___ Data provided
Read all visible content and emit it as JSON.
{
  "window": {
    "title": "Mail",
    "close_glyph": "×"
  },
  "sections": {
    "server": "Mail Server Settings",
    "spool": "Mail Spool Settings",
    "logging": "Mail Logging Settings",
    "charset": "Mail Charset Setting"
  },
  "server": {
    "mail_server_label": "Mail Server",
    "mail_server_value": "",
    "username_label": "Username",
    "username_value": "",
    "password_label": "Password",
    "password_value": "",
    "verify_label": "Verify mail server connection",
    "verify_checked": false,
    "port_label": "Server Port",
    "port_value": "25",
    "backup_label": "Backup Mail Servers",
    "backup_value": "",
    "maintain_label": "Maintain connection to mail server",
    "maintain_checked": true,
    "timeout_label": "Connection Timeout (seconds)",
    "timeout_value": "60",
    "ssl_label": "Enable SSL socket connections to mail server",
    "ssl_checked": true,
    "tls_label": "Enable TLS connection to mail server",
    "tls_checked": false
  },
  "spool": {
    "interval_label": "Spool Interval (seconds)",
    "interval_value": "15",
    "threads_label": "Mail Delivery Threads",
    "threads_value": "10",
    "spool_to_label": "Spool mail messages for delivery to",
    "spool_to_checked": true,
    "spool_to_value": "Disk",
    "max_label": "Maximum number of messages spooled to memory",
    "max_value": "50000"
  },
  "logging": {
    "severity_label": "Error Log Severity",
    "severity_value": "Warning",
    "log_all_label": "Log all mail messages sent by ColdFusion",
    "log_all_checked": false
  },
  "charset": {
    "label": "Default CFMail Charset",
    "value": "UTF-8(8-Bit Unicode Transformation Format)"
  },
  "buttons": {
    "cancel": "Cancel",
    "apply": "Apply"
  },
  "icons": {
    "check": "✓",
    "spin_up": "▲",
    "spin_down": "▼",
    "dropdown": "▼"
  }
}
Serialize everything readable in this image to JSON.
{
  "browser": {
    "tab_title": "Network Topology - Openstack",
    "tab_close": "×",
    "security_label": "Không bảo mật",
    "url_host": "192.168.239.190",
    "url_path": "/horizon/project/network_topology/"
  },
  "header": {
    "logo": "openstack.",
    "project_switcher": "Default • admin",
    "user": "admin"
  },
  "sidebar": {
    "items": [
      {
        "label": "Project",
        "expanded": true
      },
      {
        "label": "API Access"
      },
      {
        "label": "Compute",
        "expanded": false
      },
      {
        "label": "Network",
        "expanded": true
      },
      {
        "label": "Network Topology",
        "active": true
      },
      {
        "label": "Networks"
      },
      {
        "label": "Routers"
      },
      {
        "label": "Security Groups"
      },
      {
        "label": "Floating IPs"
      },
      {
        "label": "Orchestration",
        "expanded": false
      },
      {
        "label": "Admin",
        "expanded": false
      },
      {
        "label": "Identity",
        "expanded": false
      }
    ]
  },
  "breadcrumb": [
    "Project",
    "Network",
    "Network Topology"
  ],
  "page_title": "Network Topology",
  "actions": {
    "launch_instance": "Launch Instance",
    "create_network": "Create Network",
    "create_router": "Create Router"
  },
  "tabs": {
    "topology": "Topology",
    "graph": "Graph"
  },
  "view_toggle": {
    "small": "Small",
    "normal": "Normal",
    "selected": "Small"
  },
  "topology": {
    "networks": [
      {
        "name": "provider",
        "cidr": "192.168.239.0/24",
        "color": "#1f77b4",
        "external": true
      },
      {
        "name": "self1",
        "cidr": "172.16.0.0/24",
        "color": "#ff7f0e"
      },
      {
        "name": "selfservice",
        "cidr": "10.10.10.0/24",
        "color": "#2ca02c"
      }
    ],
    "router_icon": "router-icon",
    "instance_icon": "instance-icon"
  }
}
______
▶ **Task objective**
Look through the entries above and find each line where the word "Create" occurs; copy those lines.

▶ **Solution**
    "create_network": "Create Network",
    "create_router": "Create Router"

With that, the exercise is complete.